“I think so, for sure. I think it’s just the way it is in the playoffs, doesn’t matter who you play, they want to separate you from the puck and play with extra energy, they did that tonight and so did we, and I still think its something we can improve upon,” Toews responded. I posed a similar question to Hawks coach Joel Quenneville.

“I think we’re both respectful for what the opposition can do be it off-the-rush or with the puck offensively, so recognizing that you got to selective when you hit, you don’t want to go chase or run out of position because then you’re vulnerable. I just thought there were some good hits and you think you just gotta play the score and the time and you gotta be respectful to special teams and drawing yourself out of position,” Quenneville answered.

Blackhawks Battling Familiar Face in Postseason

By Paul M. Banks

In order for the Blackhawks to reach the Stanley Cup Finals, they’ll have to first skate past Mike Keenan, the man who guided them to their last cup appearance.  Keenan, currently with his 8th team, is to NHL coaching jobs what Elisha Cuthbert is to dating hockey players: they’ve been around the block a few times. The heavily-traded coaching commodity has a long history of getting involved in power plays (of the metaphorical kind) with people at all levels of the organizations he’s been with. His personality breeds controversy, and these controversies have granted him his carpetbagger resume. 
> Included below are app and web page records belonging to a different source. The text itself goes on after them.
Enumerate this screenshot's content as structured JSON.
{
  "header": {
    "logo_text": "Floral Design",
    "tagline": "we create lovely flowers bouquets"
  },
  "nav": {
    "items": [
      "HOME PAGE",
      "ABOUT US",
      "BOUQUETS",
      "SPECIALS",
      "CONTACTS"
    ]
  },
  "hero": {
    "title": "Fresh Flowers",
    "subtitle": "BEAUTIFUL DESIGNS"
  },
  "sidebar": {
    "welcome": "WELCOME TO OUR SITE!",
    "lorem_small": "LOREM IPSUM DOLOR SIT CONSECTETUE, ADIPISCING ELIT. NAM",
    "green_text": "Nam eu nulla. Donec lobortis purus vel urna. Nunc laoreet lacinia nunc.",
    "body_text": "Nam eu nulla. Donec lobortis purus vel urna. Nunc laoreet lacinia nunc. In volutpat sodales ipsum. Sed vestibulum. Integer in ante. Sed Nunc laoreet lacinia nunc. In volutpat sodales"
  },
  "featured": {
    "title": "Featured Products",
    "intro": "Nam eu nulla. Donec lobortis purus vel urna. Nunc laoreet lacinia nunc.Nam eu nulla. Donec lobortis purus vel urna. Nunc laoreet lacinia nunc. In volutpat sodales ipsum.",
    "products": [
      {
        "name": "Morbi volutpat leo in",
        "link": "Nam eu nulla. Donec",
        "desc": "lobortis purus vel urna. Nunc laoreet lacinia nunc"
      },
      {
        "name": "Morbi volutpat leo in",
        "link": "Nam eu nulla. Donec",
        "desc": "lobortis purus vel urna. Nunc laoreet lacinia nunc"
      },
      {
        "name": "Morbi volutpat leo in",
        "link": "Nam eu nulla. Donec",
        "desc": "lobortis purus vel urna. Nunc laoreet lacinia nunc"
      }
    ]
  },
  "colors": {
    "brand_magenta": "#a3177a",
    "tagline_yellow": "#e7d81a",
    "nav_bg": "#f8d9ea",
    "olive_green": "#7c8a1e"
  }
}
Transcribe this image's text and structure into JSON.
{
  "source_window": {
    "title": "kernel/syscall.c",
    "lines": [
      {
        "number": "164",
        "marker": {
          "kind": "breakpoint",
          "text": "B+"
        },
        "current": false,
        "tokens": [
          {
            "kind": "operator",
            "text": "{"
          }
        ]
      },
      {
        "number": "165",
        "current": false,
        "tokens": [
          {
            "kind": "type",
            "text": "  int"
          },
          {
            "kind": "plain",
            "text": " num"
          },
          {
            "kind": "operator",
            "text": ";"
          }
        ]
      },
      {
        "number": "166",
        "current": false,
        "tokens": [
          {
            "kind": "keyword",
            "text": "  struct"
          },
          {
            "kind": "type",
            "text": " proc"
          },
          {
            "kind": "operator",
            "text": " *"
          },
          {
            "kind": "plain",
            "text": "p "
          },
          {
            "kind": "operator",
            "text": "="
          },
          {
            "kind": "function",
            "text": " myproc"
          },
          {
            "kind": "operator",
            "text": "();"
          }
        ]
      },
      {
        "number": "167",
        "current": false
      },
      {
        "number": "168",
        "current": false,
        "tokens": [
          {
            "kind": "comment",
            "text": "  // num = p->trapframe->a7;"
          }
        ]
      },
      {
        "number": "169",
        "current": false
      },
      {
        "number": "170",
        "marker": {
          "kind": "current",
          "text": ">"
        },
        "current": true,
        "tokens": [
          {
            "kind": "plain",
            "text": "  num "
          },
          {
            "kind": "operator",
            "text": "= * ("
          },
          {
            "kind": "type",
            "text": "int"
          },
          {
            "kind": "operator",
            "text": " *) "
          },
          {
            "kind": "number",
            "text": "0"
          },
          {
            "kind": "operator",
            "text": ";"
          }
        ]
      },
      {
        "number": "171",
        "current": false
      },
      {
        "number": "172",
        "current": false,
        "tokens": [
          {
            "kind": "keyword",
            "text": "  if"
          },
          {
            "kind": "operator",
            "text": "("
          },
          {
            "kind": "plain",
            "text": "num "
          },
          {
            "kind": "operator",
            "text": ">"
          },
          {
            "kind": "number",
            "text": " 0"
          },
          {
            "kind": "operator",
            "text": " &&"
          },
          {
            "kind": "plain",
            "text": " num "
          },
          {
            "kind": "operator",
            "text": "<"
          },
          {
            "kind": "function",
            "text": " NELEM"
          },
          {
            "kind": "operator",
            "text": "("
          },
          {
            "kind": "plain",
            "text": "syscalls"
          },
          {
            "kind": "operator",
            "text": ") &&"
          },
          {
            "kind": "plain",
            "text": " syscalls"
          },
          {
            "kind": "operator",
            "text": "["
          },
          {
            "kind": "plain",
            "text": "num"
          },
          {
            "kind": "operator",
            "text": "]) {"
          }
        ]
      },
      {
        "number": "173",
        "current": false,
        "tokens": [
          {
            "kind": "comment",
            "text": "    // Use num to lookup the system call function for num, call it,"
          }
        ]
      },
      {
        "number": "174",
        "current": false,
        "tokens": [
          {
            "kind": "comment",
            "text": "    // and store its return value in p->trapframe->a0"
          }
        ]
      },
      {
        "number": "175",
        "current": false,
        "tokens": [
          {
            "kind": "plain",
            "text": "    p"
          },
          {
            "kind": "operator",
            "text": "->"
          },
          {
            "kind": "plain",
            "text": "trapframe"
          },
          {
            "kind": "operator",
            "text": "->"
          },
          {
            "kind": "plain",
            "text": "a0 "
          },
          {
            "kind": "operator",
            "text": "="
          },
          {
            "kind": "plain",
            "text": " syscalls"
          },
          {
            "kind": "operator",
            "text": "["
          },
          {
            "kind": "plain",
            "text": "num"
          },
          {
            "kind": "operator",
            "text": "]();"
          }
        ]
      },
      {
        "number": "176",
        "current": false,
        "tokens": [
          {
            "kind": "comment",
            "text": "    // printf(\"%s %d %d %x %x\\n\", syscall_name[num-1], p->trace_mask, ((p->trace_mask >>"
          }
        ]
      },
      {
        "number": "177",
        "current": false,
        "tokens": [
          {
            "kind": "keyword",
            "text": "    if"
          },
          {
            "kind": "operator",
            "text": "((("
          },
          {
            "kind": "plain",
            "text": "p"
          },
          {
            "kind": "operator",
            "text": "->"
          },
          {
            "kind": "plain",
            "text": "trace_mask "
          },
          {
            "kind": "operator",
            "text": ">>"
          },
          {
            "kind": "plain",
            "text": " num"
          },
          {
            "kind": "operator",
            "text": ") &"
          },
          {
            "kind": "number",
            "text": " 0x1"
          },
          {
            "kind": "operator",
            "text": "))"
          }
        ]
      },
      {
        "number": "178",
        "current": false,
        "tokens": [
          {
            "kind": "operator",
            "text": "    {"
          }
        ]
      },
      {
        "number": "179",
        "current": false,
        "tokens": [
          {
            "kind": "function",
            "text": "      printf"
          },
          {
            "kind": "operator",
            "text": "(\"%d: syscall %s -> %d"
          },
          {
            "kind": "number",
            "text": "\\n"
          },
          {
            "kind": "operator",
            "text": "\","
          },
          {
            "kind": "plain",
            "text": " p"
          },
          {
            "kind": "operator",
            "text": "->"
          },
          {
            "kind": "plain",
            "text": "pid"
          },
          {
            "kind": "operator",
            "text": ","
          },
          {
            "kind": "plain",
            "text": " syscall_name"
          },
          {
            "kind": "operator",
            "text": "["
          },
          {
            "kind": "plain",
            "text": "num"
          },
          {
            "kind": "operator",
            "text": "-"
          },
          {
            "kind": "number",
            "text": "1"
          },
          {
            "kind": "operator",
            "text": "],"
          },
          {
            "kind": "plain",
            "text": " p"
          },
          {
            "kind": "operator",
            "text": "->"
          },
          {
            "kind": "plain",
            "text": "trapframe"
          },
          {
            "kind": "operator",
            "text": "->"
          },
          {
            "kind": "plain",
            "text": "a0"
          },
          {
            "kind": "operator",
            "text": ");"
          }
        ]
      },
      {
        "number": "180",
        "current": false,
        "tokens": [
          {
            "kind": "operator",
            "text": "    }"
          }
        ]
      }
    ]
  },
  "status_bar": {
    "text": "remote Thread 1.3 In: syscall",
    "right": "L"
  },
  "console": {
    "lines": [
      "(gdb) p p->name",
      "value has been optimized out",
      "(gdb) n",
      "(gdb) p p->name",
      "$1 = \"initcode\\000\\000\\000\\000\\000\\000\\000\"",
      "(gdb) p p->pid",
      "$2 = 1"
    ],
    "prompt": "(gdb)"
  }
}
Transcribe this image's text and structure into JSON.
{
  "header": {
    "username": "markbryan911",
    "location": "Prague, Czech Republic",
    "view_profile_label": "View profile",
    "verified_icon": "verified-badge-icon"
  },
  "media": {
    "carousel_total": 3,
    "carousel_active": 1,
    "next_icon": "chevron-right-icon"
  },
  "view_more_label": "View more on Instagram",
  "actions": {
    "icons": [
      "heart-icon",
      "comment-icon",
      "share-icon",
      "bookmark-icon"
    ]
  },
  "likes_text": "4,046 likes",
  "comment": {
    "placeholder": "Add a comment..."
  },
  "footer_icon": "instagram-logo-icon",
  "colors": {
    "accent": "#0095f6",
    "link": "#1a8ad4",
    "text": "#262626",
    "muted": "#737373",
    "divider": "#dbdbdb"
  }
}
After taking the Blackhawks to the 1992 Stanley Cup Finals, Keenan eventually lost a power struggle with Senior V.P. Bob Pulford after the 1992–93 season, resigned his position, and was soon hired to coach the New York Rangers. The next season, New York ended their infamous Cup drought. And now Chicago currently has the dubious distinction of longest hockey championship drought. After a 3-2 overtime loss in game one, Keenan was again stirring the pot in Chicago. When he rocked the mic at the post game press conference, he devoted much of his time to his belief that Chicago’s game one win was largely due to illegal goalie interference penalties being perpetrated (but not called) against his team.  

“It’s a certainly part of the game plan, It’s a good plan if you can get away with it, and so far they have,” Keenan said regarding the home team possibly illegally pushing his star goalie Miika Kiprusoff over.

I said before the series started (partially because I heard it on NHL Network a couple days ago) that getting Left Wing Mike Cammalleri going would be the key to Keenan’s offense, and Cammalleri lived up to the billing by becoming the lone Calgary representative to earn a “three stars of the game” position in game one.  Cammalleri was still upbeat about in the series in the locker room after the loss. “We didn’t get the win, but it’s not a one game series and I love our group,” he said.
 
But the most important thing Keenan’s bunch must do if they wish to end Chicago’s dominance over them (the Hawks are 5-0 with a +13 goal differential on the season versus Calgary) is to warm up their ice-cold power play. Anticipating a Flames score with a man advantage is like expecting a sober Amy Winehouse, as they currently have a 0-45 power play drought in effect.